In 1864 there was an unusual incident on the main line next to the cemetery station when an ass was killed by a train. The directors required the cemetery company to make good the fencing, but no one explained what an ass was doing in the cemetery in the first place!

An outbreak of cholera occurred some time after the official GNR funeral service was withdrawn. This was caused by unfiltered Thames water being let into the drinking water at Bethnel Green. It resulted in 3069 burials at the Southgate Cemetery. A local parishioner told Martin that while he was training shunters at Kings Cross, he always wondered why there were two short sidings next to the potato warehouse. He was told this was the sidings used for the cholera epidemic. This seems sensible because the funeral station had closed the year before, with the platforms out of use. In addition, none of the railway workmen could have known that this site, next to the potato warehouse, was the one originally proposed for the southern terminus. Clearly it had been hastily pressed into use to cope with the demand.

The 1874 GNR Act allowed for the widening of the approaches to Kings Cross. The plans show the extra tracks coming out directly under the funeral station. The cemetery company offered to sell the land both there and at Southall for widening the line. In 1876 the contracts were let and the station tracks demolished. The building, however, survived and was pressed into use as a store. The grassy area around the old station was often used by train spotters. By the late 1950s the spire was unsafe and was removed and in July 1962 the whole building was demolished. It is now the site of a concrete mixing depot.

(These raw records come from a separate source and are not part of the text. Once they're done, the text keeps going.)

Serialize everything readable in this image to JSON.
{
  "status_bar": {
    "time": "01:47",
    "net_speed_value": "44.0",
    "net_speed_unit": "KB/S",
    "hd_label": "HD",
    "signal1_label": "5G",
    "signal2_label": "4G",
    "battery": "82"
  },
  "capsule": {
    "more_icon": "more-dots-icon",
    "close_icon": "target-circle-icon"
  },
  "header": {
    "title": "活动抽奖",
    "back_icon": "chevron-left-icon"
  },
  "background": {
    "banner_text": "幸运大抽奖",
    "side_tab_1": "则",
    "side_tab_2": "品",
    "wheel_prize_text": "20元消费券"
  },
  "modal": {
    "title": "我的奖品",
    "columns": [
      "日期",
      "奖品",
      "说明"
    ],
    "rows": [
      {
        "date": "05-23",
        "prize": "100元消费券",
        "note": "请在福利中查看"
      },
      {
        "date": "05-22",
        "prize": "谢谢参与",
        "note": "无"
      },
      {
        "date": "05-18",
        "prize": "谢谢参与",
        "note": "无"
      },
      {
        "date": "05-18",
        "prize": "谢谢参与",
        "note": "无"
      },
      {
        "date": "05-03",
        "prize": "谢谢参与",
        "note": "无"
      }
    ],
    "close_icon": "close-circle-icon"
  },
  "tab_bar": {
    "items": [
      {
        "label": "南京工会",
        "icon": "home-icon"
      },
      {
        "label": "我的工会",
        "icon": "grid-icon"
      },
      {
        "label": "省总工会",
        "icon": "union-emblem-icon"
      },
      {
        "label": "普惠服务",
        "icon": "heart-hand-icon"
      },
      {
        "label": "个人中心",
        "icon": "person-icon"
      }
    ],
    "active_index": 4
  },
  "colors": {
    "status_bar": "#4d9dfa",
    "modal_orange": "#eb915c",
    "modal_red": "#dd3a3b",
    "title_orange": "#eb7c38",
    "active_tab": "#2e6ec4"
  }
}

At Southgate, in 1876, the cemetery company was allowed to dispose of the western area. The GNR had already removed the tracks to the station site and, by then, the station building was known as "The Retreat". A good part of the rest of the land was used by a local pig breeder. There were plans in the 1880s to develop the land for houses but nothing was built. In 1916 a concrete building was put up on the station site for industrial use and the track relaid. This was sold in 1921 to Standard Telephone and Cables, and the site is now occupied by Nortel. One person in audience works in this building and thinks the funeral procession may have gone under his present office! In 1968 the 212 burials which had taken place in the western site were exhumed and re-buried on the eastern side. There is now virtually nothing extant, other than the records, to show that the GNR funeral service ever existed.

In a recent edition of the Guardian newspapers there was an article about the present problems of burials in London, and another describing the Midland Railway Centres offer the arrange burials at Butterley. Perhaps all ideas come round again in time!

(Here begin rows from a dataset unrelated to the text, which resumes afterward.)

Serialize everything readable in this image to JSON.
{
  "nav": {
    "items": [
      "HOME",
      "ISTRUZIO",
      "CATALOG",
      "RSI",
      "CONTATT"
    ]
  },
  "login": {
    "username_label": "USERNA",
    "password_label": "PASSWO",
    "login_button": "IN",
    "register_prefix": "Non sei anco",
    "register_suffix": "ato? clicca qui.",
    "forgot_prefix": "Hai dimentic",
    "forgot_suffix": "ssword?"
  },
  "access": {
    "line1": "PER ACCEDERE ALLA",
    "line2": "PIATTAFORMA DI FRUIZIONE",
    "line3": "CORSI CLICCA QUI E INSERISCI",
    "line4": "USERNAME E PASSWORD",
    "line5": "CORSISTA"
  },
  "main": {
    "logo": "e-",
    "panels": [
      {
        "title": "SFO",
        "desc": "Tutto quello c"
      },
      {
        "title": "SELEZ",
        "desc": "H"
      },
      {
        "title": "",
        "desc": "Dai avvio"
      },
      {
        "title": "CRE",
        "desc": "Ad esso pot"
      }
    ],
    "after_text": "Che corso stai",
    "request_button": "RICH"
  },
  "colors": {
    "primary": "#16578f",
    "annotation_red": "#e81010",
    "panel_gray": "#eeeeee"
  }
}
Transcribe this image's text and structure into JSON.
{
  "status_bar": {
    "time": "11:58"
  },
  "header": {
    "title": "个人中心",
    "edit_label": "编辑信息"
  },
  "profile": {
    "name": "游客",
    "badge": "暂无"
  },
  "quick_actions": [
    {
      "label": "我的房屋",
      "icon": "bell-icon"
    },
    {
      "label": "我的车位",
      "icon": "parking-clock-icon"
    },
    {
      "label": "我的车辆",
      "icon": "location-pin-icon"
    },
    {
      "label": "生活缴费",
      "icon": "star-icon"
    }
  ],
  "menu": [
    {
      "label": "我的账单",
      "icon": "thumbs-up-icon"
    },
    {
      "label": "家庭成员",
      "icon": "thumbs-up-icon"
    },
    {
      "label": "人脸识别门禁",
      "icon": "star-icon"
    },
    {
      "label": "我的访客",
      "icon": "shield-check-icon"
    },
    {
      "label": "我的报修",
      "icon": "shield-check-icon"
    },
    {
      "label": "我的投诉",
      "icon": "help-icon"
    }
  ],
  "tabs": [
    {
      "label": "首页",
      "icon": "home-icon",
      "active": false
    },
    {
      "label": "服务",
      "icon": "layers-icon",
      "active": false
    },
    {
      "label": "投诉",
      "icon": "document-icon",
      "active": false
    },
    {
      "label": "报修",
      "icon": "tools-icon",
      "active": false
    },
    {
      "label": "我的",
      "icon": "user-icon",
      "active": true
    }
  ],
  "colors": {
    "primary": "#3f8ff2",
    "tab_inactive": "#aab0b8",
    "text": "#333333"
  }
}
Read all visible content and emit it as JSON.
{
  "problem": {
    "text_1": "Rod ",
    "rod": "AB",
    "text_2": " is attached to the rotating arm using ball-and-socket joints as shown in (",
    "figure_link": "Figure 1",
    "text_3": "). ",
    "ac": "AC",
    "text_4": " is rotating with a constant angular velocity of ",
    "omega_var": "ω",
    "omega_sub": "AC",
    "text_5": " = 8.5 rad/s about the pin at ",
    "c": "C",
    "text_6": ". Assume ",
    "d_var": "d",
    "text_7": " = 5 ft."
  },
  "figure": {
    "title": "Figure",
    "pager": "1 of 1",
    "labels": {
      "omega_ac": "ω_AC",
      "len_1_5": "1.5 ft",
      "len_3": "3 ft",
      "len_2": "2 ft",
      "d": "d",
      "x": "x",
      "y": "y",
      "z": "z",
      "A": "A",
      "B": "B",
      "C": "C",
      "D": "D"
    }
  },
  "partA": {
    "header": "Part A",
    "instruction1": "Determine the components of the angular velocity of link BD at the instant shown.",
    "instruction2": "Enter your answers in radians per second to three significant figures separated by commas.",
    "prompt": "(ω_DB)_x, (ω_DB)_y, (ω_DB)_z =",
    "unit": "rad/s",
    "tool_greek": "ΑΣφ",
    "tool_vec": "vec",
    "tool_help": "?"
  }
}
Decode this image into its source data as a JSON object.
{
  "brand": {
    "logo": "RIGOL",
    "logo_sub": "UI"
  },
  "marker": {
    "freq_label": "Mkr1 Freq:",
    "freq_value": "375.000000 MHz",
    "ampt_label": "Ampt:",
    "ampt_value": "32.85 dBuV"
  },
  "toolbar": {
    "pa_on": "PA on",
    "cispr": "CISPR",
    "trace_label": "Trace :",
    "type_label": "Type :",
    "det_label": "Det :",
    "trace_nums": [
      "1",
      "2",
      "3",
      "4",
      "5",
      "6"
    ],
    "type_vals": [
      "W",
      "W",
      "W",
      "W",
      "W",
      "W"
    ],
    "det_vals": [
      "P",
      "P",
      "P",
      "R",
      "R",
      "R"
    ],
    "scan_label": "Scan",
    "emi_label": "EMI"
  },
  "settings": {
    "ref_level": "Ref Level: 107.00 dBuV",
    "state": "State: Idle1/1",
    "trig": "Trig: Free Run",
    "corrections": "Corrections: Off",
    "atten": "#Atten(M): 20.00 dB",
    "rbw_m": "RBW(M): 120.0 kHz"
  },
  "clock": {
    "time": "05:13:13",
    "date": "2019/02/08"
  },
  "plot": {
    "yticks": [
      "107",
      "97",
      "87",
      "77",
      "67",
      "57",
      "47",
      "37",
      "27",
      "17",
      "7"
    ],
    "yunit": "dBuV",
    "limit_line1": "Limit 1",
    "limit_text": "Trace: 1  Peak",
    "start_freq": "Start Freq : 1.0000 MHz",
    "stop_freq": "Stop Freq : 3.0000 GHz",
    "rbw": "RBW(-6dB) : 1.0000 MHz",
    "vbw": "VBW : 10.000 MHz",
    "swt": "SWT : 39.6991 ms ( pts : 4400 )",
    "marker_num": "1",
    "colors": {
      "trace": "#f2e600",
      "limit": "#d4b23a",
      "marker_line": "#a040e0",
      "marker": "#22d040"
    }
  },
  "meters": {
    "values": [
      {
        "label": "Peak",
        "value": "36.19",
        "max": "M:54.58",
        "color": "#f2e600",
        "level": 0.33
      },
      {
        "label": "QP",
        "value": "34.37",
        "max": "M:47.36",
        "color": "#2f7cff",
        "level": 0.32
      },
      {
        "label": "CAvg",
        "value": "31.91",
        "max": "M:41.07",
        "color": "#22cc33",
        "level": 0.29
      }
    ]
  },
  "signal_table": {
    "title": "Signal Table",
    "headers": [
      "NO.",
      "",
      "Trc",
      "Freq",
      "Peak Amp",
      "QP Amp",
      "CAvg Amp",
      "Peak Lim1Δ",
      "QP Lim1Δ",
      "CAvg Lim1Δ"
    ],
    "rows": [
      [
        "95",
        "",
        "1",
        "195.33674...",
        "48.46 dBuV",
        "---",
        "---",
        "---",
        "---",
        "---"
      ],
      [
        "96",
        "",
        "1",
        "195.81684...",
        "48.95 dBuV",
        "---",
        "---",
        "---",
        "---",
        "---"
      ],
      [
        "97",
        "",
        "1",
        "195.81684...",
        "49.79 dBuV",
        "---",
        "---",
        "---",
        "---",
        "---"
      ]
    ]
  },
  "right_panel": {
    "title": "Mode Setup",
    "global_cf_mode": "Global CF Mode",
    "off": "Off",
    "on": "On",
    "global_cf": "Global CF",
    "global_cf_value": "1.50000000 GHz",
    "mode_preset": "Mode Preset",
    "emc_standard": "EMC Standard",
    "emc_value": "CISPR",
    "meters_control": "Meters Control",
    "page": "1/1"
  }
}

Martin is preparing a book on the subject and last year the London Railway Record published an article based on his researches.**

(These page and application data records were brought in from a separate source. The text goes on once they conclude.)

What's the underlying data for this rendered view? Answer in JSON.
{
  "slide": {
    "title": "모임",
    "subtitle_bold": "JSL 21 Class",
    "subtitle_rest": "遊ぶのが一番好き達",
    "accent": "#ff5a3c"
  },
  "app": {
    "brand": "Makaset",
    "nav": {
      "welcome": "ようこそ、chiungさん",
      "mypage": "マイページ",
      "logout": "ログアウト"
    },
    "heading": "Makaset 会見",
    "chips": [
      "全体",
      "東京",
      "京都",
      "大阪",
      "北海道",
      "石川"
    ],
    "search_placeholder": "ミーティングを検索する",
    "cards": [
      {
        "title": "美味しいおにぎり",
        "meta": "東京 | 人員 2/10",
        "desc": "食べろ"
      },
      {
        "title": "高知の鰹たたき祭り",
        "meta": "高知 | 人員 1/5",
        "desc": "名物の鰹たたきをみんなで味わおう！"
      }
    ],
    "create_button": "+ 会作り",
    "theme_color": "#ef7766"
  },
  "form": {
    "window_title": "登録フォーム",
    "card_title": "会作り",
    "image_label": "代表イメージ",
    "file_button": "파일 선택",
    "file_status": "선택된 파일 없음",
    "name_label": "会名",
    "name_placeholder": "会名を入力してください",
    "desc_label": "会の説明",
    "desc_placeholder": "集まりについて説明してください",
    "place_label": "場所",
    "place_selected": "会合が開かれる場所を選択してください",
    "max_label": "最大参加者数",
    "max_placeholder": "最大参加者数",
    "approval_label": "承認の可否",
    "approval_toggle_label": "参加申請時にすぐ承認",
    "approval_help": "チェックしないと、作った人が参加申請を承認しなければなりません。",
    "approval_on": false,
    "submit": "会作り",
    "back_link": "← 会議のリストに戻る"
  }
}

Ian Harrison proposed the vote of thanks.


Martin's book was published on 14 June 2003 by Barnet & District Local History Society. It is paperback A5, 128 pages with 53 illustrations. Copies can be ordered from

Barnet & District Local History Society
Barnet Museum
31 Wood Street

The price is £7.50 plus £1.25 postage & packing